--- Recorded data Enclosed Below ---

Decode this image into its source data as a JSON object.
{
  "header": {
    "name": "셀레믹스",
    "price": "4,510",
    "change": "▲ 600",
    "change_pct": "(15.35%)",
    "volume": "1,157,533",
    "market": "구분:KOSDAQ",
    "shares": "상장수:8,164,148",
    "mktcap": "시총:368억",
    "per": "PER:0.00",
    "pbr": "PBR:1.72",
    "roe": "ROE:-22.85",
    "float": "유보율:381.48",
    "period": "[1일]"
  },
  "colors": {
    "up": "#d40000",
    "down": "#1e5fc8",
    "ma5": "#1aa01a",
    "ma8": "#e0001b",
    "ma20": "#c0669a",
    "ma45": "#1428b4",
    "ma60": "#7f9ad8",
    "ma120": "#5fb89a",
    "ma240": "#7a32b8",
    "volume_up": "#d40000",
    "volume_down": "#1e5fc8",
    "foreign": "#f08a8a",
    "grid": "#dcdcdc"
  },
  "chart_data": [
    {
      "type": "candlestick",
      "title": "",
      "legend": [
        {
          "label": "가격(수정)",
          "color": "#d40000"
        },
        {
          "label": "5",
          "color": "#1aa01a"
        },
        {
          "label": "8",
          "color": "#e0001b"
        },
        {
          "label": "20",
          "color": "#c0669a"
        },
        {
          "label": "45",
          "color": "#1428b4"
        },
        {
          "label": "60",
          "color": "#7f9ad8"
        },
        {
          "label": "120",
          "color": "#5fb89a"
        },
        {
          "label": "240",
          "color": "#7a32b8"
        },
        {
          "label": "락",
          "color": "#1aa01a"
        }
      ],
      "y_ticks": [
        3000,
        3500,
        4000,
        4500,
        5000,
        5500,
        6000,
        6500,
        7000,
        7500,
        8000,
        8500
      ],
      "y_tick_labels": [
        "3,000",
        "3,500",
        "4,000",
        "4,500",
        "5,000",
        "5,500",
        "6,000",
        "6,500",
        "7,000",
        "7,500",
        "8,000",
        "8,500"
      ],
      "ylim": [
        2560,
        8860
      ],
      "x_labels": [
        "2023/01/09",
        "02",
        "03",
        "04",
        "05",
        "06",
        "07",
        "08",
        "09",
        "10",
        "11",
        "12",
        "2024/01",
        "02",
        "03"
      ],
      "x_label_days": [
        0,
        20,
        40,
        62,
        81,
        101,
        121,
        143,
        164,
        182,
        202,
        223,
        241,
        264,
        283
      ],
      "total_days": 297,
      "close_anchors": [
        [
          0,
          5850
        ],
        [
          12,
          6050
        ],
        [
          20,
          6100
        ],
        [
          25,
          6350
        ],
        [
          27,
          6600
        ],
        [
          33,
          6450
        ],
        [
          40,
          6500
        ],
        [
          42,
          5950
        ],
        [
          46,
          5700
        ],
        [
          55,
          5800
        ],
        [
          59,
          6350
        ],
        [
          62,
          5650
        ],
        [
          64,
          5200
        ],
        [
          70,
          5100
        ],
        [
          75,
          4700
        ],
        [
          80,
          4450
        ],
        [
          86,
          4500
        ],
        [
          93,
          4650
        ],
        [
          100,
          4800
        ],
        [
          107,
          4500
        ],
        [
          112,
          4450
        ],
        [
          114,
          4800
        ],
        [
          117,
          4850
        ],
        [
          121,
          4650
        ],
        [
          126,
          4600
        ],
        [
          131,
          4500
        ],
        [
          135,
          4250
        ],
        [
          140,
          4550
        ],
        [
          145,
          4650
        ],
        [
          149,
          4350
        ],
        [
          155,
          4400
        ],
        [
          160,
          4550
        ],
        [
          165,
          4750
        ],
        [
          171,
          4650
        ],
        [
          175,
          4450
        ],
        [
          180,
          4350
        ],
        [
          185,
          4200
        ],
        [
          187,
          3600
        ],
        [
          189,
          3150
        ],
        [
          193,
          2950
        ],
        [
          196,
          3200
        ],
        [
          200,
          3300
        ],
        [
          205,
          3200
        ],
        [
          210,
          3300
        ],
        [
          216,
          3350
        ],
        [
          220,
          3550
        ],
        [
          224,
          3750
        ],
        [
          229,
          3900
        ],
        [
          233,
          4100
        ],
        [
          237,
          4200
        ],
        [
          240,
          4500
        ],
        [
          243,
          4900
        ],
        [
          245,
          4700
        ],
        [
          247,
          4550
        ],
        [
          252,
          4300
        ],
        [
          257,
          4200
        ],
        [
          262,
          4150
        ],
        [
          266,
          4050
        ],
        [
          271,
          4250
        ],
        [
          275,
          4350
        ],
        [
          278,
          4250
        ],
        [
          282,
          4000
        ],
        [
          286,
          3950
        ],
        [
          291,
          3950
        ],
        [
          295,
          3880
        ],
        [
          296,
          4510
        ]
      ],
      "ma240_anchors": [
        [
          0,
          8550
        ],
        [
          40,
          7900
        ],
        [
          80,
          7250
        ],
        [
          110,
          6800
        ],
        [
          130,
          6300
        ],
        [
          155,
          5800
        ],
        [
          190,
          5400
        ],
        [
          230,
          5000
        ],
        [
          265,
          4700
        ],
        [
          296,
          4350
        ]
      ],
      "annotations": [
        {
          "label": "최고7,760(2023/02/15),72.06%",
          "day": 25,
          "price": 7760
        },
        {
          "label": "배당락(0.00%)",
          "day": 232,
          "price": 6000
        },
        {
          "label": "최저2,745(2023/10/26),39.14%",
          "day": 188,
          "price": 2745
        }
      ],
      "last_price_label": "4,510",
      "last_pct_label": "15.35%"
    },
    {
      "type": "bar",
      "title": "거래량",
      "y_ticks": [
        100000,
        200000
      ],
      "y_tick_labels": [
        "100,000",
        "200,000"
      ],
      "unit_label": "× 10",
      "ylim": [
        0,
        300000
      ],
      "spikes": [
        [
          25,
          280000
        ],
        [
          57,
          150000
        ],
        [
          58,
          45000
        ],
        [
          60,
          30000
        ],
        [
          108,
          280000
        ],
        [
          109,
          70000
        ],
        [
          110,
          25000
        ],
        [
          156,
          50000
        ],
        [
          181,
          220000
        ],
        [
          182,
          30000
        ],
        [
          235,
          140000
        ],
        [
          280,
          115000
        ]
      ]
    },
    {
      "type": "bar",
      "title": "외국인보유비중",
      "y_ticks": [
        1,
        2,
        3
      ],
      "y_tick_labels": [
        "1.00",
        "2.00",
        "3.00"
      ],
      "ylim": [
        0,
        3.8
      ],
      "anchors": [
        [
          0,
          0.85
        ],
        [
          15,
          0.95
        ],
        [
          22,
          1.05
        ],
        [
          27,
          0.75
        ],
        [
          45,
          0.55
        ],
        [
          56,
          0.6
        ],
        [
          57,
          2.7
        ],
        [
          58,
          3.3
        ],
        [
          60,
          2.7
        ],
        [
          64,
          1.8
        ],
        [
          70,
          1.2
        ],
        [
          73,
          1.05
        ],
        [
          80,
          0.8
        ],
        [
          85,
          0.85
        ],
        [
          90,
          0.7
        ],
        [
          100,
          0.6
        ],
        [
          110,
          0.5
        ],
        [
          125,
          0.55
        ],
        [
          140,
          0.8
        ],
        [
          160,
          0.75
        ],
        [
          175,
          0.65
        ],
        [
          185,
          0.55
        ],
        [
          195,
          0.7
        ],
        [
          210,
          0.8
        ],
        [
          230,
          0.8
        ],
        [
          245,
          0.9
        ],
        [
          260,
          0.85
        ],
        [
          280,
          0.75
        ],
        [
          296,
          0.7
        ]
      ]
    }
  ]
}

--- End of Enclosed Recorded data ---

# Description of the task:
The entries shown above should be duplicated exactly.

# Reply to the task:
Decode this image into its source data as a JSON object.
{
  "header": {
    "name": "셀레믹스",
    "price": "4,510",
    "change": "▲ 600",
    "change_pct": "(15.35%)",
    "volume": "1,157,533",
    "market": "구분:KOSDAQ",
    "shares": "상장수:8,164,148",
    "mktcap": "시총:368억",
    "per": "PER:0.00",
    "pbr": "PBR:1.72",
    "roe": "ROE:-22.85",
    "float": "유보율:381.48",
    "period": "[1일]"
  },
  "colors": {
    "up": "#d40000",
    "down": "#1e5fc8",
    "ma5": "#1aa01a",
    "ma8": "#e0001b",
    "ma20": "#c0669a",
    "ma45": "#1428b4",
    "ma60": "#7f9ad8",
    "ma120": "#5fb89a",
    "ma240": "#7a32b8",
    "volume_up": "#d40000",
    "volume_down": "#1e5fc8",
    "foreign": "#f08a8a",
    "grid": "#dcdcdc"
  },
  "chart_data": [
    {
      "type": "candlestick",
      "title": "",
      "legend": [
        {
          "label": "가격(수정)",
          "color": "#d40000"
        },
        {
          "label": "5",
          "color": "#1aa01a"
        },
        {
          "label": "8",
          "color": "#e0001b"
        },
        {
          "label": "20",
          "color": "#c0669a"
        },
        {
          "label": "45",
          "color": "#1428b4"
        },
        {
          "label": "60",
          "color": "#7f9ad8"
        },
        {
          "label": "120",
          "color": "#5fb89a"
        },
        {
          "label": "240",
          "color": "#7a32b8"
        },
        {
          "label": "락",
          "color": "#1aa01a"
        }
      ],
      "y_ticks": [
        3000,
        3500,
        4000,
        4500,
        5000,
        5500,
        6000,
        6500,
        7000,
        7500,
        8000,
        8500
      ],
      "y_tick_labels": [
        "3,000",
        "3,500",
        "4,000",
        "4,500",
        "5,000",
        "5,500",
        "6,000",
        "6,500",
        "7,000",
        "7,500",
        "8,000",
        "8,500"
      ],
      "ylim": [
        2560,
        8860
      ],
      "x_labels": [
        "2023/01/09",
        "02",
        "03",
        "04",
        "05",
        "06",
        "07",
        "08",
        "09",
        "10",
        "11",
        "12",
        "2024/01",
        "02",
        "03"
      ],
      "x_label_days": [
        0,
        20,
        40,
        62,
        81,
        101,
        121,
        143,
        164,
        182,
        202,
        223,
        241,
        264,
        283
      ],
      "total_days": 297,
      "close_anchors": [
        [
          0,
          5850
        ],
        [
          12,
          6050
        ],
        [
          20,
          6100
        ],
        [
          25,
          6350
        ],
        [
          27,
          6600
        ],
        [
          33,
          6450
        ],
        [
          40,
          6500
        ],
        [
          42,
          5950
        ],
        [
          46,
          5700
        ],
        [
          55,
          5800
        ],
        [
          59,
          6350
        ],
        [
          62,
          5650
        ],
        [
          64,
          5200
        ],
        [
          70,
          5100
        ],
        [
          75,
          4700
        ],
        [
          80,
          4450
        ],
        [
          86,
          4500
        ],
        [
          93,
          4650
        ],
        [
          100,
          4800
        ],
        [
          107,
          4500
        ],
        [
          112,
          4450
        ],
        [
          114,
          4800
        ],
        [
          117,
          4850
        ],
        [
          121,
          4650
        ],
        [
          126,
          4600
        ],
        [
          131,
          4500
        ],
        [
          135,
          4250
        ],
        [
          140,
          4550
        ],
        [
          145,
          4650
        ],
        [
          149,
          4350
        ],
        [
          155,
          4400
        ],
        [
          160,
          4550
        ],
        [
          165,
          4750
        ],
        [
          171,
          4650
        ],
        [
          175,
          4450
        ],
        [
          180,
          4350
        ],
        [
          185,
          4200
        ],
        [
          187,
          3600
        ],
        [
          189,
          3150
        ],
        [
          193,
          2950
        ],
        [
          196,
          3200
        ],
        [
          200,
          3300
        ],
        [
          205,
          3200
        ],
        [
          210,
          3300
        ],
        [
          216,
          3350
        ],
        [
          220,
          3550
        ],
        [
          224,
          3750
        ],
        [
          229,
          3900
        ],
        [
          233,
          4100
        ],
        [
          237,
          4200
        ],
        [
          240,
          4500
        ],
        [
          243,
          4900
        ],
        [
          245,
          4700
        ],
        [
          247,
          4550
        ],
        [
          252,
          4300
        ],
        [
          257,
          4200
        ],
        [
          262,
          4150
        ],
        [
          266,
          4050
        ],
        [
          271,
          4250
        ],
        [
          275,
          4350
        ],
        [
          278,
          4250
        ],
        [
          282,
          4000
        ],
        [
          286,
          3950
        ],
        [
          291,
          3950
        ],
        [
          295,
          3880
        ],
        [
          296,
          4510
        ]
      ],
      "ma240_anchors": [
        [
          0,
          8550
        ],
        [
          40,
          7900
        ],
        [
          80,
          7250
        ],
        [
          110,
          6800
        ],
        [
          130,
          6300
        ],
        [
          155,
          5800
        ],
        [
          190,
          5400
        ],
        [
          230,
          5000
        ],
        [
          265,
          4700
        ],
        [
          296,
          4350
        ]
      ],
      "annotations": [
        {
          "label": "최고7,760(2023/02/15),72.06%",
          "day": 25,
          "price": 7760
        },
        {
          "label": "배당락(0.00%)",
          "day": 232,
          "price": 6000
        },
        {
          "label": "최저2,745(2023/10/26),39.14%",
          "day": 188,
          "price": 2745
        }
      ],
      "last_price_label": "4,510",
      "last_pct_label": "15.35%"
    },
    {
      "type": "bar",
      "title": "거래량",
      "y_ticks": [
        100000,
        200000
      ],
      "y_tick_labels": [
        "100,000",
        "200,000"
      ],
      "unit_label": "× 10",
      "ylim": [
        0,
        300000
      ],
      "spikes": [
        [
          25,
          280000
        ],
        [
          57,
          150000
        ],
        [
          58,
          45000
        ],
        [
          60,
          30000
        ],
        [
          108,
          280000
        ],
        [
          109,
          70000
        ],
        [
          110,
          25000
        ],
        [
          156,
          50000
        ],
        [
          181,
          220000
        ],
        [
          182,
          30000
        ],
        [
          235,
          140000
        ],
        [
          280,
          115000
        ]
      ]
    },
    {
      "type": "bar",
      "title": "외국인보유비중",
      "y_ticks": [
        1,
        2,
        3
      ],
      "y_tick_labels": [
        "1.00",
        "2.00",
        "3.00"
      ],
      "ylim": [
        0,
        3.8
      ],
      "anchors": [
        [
          0,
          0.85
        ],
        [
          15,
          0.95
        ],
        [
          22,
          1.05
        ],
        [
          27,
          0.75
        ],
        [
          45,
          0.55
        ],
        [
          56,
          0.6
        ],
        [
          57,
          2.7
        ],
        [
          58,
          3.3
        ],
        [
          60,
          2.7
        ],
        [
          64,
          1.8
        ],
        [
          70,
          1.2
        ],
        [
          73,
          1.05
        ],
        [
          80,
          0.8
        ],
        [
          85,
          0.85
        ],
        [
          90,
          0.7
        ],
        [
          100,
          0.6
        ],
        [
          110,
          0.5
        ],
        [
          125,
          0.55
        ],
        [
          140,
          0.8
        ],
        [
          160,
          0.75
        ],
        [
          175,
          0.65
        ],
        [
          185,
          0.55
        ],
        [
          195,
          0.7
        ],
        [
          210,
          0.8
        ],
        [
          230,
          0.8
        ],
        [
          245,
          0.9
        ],
        [
          260,
          0.85
        ],
        [
          280,
          0.75
        ],
        [
          296,
          0.7
        ]
      ]
    }
  ]
}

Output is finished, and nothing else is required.